Only when reaching the literal end of the line will the automated opponent draw a card from the corresponding deck and resolve its effect, again while implementing slight modifications to certain cards which are listed in the solo section of the rulebook. The second row is known as the Battle card line, as the title suggests these are activated during specific key events or situations which might allow the automated opponent to roll additional dice whilst performing raids or providing leverage against the United States during combat resolutions.

Cards can be played either for their event or discarded so as to perform actions. Photo: Fredrik Schulz

Cards can be played either for their event or discarded so as to perform actions. Photo: Fredrik Schulz

The thing about the solitaire aspect of The Shores of Tripoli that I find quite fascinating is how the implementation of knowing beforehand the key actions of the automated opponent still manages to produce a gaming experience filled with tension and uncertainty. In some ways it almost reminds me of playing a game of chess, where the opening move may be the same from game to game, but the end state will vary considerably. In The Shores of Tripoli the variation and to no small extent randomness originates from the fact that conflict is resolved primarily through rolling dice. Now, depending on your viewpoint the idea of rolling dice to determine the outcome of combat in a board game may be a blessing or a curse. As for me I find myself somewhere in the middle. There have been several instances where I would attack with a fairly impressive armada and could not roll a six to save my life simply as a result of the whims of Lady Luck not being in my favour. At the same time, I acknowledge that his element of randomness prevents The Shores of Tripoli from becoming a series of scripted moves especially given how many of the actions of the automated opponent is public information. In that perspective the act of rolling dice to resolve combat adds a much-needed counterbalance of unpredictability one would associate with the experience of playing against a real-life opponent.

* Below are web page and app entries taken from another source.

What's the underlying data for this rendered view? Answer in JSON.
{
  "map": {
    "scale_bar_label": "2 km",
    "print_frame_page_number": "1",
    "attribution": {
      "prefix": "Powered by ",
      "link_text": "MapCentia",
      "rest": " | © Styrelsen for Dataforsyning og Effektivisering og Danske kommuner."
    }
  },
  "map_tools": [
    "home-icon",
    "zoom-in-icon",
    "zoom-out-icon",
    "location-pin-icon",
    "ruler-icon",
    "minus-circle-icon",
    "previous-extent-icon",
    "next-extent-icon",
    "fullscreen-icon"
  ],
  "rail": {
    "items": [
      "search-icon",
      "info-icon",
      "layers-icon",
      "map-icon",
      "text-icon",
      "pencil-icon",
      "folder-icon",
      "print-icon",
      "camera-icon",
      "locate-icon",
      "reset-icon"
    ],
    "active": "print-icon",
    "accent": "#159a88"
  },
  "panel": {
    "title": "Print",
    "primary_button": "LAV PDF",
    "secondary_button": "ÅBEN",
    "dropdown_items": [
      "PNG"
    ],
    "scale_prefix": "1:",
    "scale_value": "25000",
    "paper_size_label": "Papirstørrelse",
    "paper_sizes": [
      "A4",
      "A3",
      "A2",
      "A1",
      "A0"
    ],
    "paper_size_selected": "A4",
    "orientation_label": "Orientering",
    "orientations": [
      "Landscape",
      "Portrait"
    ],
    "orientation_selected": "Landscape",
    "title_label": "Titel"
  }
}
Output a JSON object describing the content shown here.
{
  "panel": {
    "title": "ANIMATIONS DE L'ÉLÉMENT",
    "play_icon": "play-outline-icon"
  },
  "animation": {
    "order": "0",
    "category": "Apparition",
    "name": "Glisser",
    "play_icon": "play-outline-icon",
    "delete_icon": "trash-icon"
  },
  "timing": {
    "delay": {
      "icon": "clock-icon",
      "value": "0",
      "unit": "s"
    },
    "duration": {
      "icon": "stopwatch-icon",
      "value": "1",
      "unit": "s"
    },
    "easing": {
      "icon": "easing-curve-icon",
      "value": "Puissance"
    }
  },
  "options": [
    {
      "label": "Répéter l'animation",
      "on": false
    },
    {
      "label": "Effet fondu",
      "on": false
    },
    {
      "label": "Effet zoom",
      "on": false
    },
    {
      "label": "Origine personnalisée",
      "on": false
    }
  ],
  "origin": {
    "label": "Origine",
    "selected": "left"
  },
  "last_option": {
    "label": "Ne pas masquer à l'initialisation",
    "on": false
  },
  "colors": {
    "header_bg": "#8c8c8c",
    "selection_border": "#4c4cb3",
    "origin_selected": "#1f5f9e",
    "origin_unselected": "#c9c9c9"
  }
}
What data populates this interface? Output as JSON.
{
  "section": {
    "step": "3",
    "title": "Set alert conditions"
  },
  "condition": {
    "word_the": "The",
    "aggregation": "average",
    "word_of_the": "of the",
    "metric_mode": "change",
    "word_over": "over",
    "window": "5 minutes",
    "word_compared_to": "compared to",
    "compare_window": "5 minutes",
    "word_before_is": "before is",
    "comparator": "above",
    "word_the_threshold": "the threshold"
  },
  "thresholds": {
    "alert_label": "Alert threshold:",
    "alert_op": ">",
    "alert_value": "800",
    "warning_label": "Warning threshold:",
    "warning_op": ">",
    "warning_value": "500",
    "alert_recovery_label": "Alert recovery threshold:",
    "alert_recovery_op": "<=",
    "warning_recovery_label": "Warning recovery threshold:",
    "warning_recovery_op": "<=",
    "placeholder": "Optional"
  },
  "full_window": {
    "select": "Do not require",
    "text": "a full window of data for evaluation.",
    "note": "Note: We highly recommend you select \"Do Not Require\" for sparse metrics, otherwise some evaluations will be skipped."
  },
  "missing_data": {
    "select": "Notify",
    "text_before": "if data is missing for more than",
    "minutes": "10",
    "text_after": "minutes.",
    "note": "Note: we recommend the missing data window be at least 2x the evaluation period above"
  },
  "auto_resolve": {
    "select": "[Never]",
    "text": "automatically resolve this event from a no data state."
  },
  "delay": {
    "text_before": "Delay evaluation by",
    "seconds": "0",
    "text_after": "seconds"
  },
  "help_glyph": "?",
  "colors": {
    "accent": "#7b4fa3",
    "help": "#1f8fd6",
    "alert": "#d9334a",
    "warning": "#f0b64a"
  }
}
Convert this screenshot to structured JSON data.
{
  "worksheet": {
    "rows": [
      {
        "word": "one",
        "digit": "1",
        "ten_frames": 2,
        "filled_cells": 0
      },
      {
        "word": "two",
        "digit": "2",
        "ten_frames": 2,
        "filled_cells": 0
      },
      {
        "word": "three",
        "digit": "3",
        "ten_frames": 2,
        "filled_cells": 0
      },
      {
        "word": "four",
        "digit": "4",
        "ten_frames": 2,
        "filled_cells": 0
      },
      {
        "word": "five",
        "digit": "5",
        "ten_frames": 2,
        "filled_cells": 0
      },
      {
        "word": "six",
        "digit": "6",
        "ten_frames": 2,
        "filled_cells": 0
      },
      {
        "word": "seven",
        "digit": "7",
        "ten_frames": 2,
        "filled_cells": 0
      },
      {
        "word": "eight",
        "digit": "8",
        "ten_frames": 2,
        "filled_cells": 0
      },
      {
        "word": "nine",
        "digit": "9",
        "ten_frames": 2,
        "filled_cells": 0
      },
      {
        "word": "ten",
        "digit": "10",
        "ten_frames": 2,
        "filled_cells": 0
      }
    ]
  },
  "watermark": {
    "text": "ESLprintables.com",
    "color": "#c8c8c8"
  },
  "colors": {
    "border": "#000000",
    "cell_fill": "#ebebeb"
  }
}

For a first-time design, The Shores of Tripoli managed to pleasantly surprise me in more ways than one. It is the sort of solitaire game that manages to strike a finely tuned balance between accessible rules versus depth and nuance which rewards repeated plays. Even though a significant portion of The Shores of Tripoli can be perceived as somewhat swingy at times due to how combat is resolved the game still manages to provide an engaging experience from start to finish. Having played and thoroughly enjoyed my time with this game I am interested to see in which direction author Kevin Bertram will continue to evolve as a board game designer. If you are someone like me who is new to war games and wants to take your first steps of exploration into this genre, then I highly recommend taking a closer look at The Shores of Tripoli from publisher Fort Circle Games.

Originally posted at Punch Board Media